US President Joe Biden refuses to extend stay against wishes of some G7 countries.
TRENTON, Canada (AA) – Canada will remain in Afghanistan past the US deadline of Aug. 31 if possible, Prime Minister Justin Trudeau said Tuesday.
“We’re going to continue to work every single day to get as many people out alongside our allies,” he said during an election campaign stop in Hamilton, Ontario. “The commitment by our fellow G7 nations is clear: we’re all going to work together to save as many people as possible.”
His remarks came despite US President Joe Biden’s refusal to keep American troops in the beleaguered county after month’s end, even though he was urged to do so at a G7 virtual meeting Tuesday.
America has by far the most military personnel in Afghanistan, and other countries depend on the US presence. There is chaos at Kabul airport as countries try to airlift out Afghans who helped the US and its allies during the two-decade-long stay in Afghanistan, including drivers, cooks and interpreters.
Reports say that some G7 countries, including France and the UK, were pushing for an extension on the US deadline due to the rapid advance of the Taliban and its takeover of the country.
But in the end, the US president said no, possibly because the Americans and the Taliban had agreed that the US would quit Afghanistan by Aug. 31.
Thousands of Afghans are outside Kabul airport, desperately trying to be evacuated because they fear the Taliban will brand them as traitors and kill them because they helped the allies. About a dozen countries are attempting to evacuate the threatened Afghans and their families.
Trudeau said the Taliban’s takeover would mean evaluating Canadian aid dollars to Afghanistan.
“That is absolutely something we’re looking at right now, obviously, with the Taliban in control of the country,” he said. “Our regular aid, investments and agencies need to be looked at carefully to make sure we are not supporting, indirectly, the Taliban.”
Thousands have been evacuated from about a dozen countries to date.

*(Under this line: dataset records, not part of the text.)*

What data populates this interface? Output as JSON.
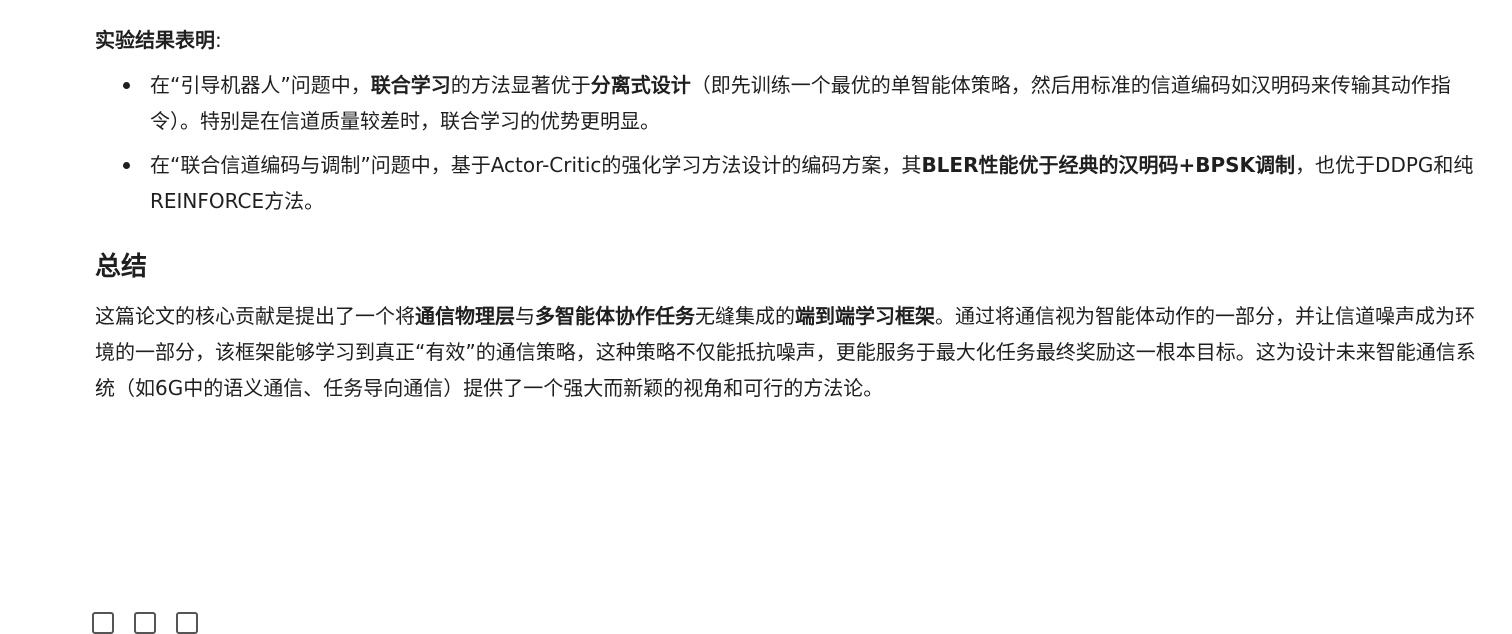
{
  "results": {
    "heading": "实验结果表明",
    "heading_colon": ":",
    "bullets": [
      {
        "segments": [
          {
            "text": "在“引导机器人”问题中，",
            "bold": false
          },
          {
            "text": "联合学习",
            "bold": true
          },
          {
            "text": "的方法显著优于",
            "bold": false
          },
          {
            "text": "分离式设计",
            "bold": true
          },
          {
            "text": "（即先训练一个最优的单智能体策略，然后用标准的信道编码如汉明码来传输其动作指令）。特别是在信道质量较差时，联合学习的优势更明显。",
            "bold": false
          }
        ]
      },
      {
        "segments": [
          {
            "text": "在“联合信道编码与调制”问题中，基于Actor-Critic的强化学习方法设计的编码方案，其",
            "bold": false
          },
          {
            "text": "BLER性能优于经典的汉明码+BPSK调制",
            "bold": true
          },
          {
            "text": "，也优于DDPG和纯REINFORCE方法。",
            "bold": false
          }
        ]
      }
    ]
  },
  "summary": {
    "title": "总结",
    "segments": [
      {
        "text": "这篇论文的核心贡献是提出了一个将",
        "bold": false
      },
      {
        "text": "通信物理层",
        "bold": true
      },
      {
        "text": "与",
        "bold": false
      },
      {
        "text": "多智能体协作任务",
        "bold": true
      },
      {
        "text": "无缝集成的",
        "bold": false
      },
      {
        "text": "端到端学习框架",
        "bold": true
      },
      {
        "text": "。通过将通信视为智能体动作的一部分，并让信道噪声成为环境的一部分，该框架能够学习到真正“有效”的通信策略，这种策略不仅能抵抗噪声，更能服务于最大化任务最终奖励这一根本目标。这为设计未来智能通信系统（如6G中的语义通信、任务导向通信）提供了一个强大而新颖的视角和可行的方法论。",
        "bold": false
      }
    ]
  },
  "toolbar": {
    "icons": [
      "copy-icon",
      "refresh-icon",
      "share-icon"
    ]
  }
}
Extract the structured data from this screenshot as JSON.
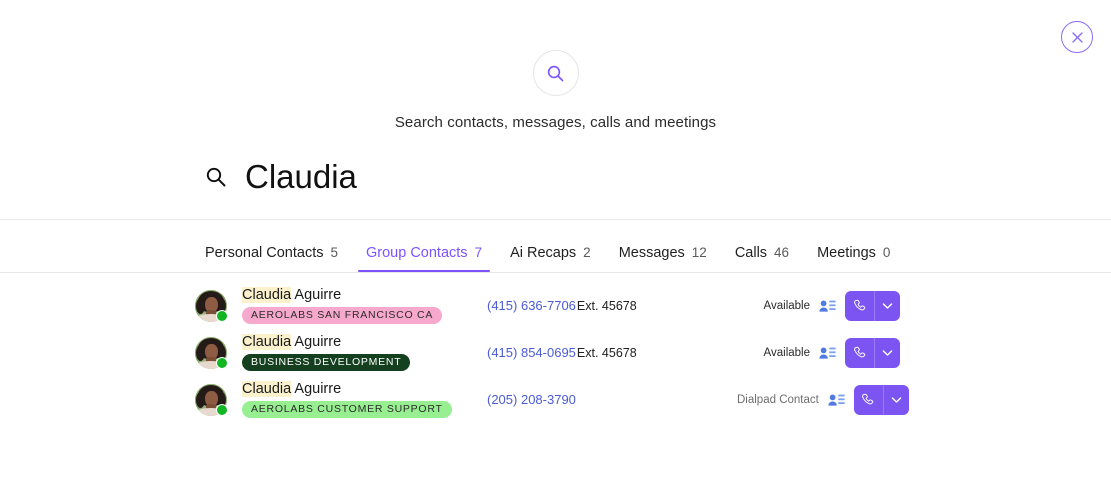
{
  "window": {
    "close_label": "×",
    "close_icon": "close-circle-icon",
    "accent_color": "#7c52ff",
    "button_color": "#7b54f2"
  },
  "hero": {
    "search_icon": "search-icon",
    "subtitle": "Search contacts, messages, calls and meetings"
  },
  "query": {
    "icon": "search-icon",
    "text": "Claudia"
  },
  "tabs": [
    {
      "label": "Personal Contacts",
      "count": "5",
      "active": false
    },
    {
      "label": "Group Contacts",
      "count": "7",
      "active": true
    },
    {
      "label": "Ai Recaps",
      "count": "2",
      "active": false
    },
    {
      "label": "Messages",
      "count": "12",
      "active": false
    },
    {
      "label": "Calls",
      "count": "46",
      "active": false
    },
    {
      "label": "Meetings",
      "count": "0",
      "active": false
    }
  ],
  "results": [
    {
      "name_highlight": "Claudia",
      "name_rest": " Aguirre",
      "tag": "AEROLABS SAN FRANCISCO CA",
      "tag_bg": "#f7a8cd",
      "tag_fg": "#2b2b2b",
      "phone": "(415) 636-7706",
      "ext": "Ext. 45678",
      "presence": "Available",
      "presence_muted": false,
      "status_dot_color": "#12b622",
      "card_icon": "contact-card-icon",
      "call_icon": "phone-icon",
      "caret_icon": "chevron-down-icon"
    },
    {
      "name_highlight": "Claudia",
      "name_rest": " Aguirre",
      "tag": "BUSINESS DEVELOPMENT",
      "tag_bg": "#15401f",
      "tag_fg": "#ffffff",
      "phone": "(415) 854-0695",
      "ext": "Ext. 45678",
      "presence": "Available",
      "presence_muted": false,
      "status_dot_color": "#12b622",
      "card_icon": "contact-card-icon",
      "call_icon": "phone-icon",
      "caret_icon": "chevron-down-icon"
    },
    {
      "name_highlight": "Claudia",
      "name_rest": " Aguirre",
      "tag": "AEROLABS CUSTOMER SUPPORT",
      "tag_bg": "#97ef92",
      "tag_fg": "#2b2b2b",
      "phone": "(205) 208-3790",
      "ext": "",
      "presence": "Dialpad Contact",
      "presence_muted": true,
      "status_dot_color": "#12b622",
      "card_icon": "contact-card-icon",
      "call_icon": "phone-icon",
      "caret_icon": "chevron-down-icon"
    }
  ]
}
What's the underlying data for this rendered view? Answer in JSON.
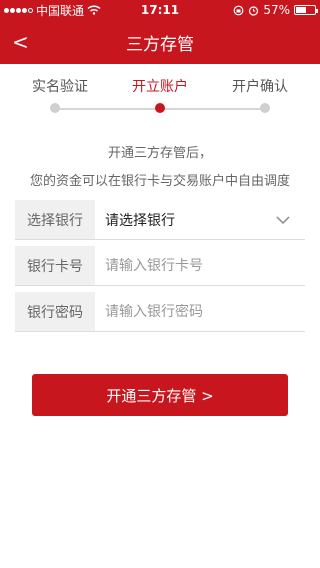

Turkish President Recep Tayyip Erdogan said as of last week Turkey had flown out about 550 citizens.
The US had evacuated 48,000 people as of Aug. 23. Canada airlifted out 500 on Monday, Canadian Defense Minister Harjit Sajjan tweeted.